#### Source data
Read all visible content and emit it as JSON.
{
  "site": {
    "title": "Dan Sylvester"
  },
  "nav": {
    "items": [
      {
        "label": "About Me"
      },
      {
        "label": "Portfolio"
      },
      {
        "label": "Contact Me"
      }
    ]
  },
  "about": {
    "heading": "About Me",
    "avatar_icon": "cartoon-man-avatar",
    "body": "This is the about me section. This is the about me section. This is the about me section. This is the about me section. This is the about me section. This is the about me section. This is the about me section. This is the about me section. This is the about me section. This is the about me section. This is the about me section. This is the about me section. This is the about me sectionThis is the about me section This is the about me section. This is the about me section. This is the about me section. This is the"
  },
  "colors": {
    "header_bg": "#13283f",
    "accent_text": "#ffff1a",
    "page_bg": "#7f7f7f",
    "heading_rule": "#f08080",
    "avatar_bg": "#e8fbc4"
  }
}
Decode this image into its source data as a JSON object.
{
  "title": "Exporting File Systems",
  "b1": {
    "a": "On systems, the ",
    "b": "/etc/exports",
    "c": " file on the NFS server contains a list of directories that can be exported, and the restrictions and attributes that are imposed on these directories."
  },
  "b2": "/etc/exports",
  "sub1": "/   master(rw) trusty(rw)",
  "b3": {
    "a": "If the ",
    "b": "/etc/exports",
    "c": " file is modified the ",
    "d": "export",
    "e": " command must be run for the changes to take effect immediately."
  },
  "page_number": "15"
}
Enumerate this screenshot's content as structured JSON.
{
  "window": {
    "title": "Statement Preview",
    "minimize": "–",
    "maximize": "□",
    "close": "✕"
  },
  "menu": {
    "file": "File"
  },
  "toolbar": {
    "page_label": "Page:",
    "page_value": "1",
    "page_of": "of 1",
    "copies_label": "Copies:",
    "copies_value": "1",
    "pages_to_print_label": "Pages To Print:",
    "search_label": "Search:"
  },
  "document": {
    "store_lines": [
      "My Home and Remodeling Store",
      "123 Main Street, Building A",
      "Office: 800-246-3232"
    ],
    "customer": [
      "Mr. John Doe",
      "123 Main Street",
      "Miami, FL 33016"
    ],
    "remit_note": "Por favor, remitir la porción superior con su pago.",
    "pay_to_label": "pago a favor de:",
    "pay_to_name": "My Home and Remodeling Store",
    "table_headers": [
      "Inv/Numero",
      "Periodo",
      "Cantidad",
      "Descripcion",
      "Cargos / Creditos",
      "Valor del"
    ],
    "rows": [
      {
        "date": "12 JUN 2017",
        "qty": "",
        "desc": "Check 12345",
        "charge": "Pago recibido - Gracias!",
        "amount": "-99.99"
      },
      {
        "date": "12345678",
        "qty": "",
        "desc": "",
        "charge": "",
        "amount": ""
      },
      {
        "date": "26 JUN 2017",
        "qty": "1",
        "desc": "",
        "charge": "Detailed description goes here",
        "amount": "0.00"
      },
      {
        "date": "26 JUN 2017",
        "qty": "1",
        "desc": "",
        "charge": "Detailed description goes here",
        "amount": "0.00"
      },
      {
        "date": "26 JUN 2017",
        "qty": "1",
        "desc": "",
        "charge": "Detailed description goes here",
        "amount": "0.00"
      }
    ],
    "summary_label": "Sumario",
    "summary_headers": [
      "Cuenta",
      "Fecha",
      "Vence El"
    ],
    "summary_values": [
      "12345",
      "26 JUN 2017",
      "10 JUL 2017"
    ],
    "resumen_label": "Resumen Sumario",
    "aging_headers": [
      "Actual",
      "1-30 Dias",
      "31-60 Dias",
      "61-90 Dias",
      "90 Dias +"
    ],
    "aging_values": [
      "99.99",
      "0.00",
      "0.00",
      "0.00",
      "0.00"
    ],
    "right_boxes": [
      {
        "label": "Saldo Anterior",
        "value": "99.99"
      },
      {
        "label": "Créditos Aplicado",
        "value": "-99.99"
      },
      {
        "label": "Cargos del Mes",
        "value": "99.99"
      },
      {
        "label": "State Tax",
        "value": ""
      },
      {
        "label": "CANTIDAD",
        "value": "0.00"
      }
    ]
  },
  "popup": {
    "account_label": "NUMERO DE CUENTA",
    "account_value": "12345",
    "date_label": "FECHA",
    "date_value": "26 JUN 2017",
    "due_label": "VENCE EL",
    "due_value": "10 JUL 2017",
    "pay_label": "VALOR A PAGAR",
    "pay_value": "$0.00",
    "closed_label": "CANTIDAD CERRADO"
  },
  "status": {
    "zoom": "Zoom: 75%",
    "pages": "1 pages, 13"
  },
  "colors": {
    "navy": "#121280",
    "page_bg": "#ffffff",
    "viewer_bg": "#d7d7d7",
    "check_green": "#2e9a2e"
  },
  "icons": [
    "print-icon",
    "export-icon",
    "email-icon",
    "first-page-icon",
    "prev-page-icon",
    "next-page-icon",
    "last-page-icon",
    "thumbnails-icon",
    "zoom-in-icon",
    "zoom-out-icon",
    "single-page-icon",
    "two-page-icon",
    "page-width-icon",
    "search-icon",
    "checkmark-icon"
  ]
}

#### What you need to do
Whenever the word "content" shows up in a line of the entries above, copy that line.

#### Exercise response
Read all visible content and emit it as JSON.
Enumerate this screenshot's content as structured JSON.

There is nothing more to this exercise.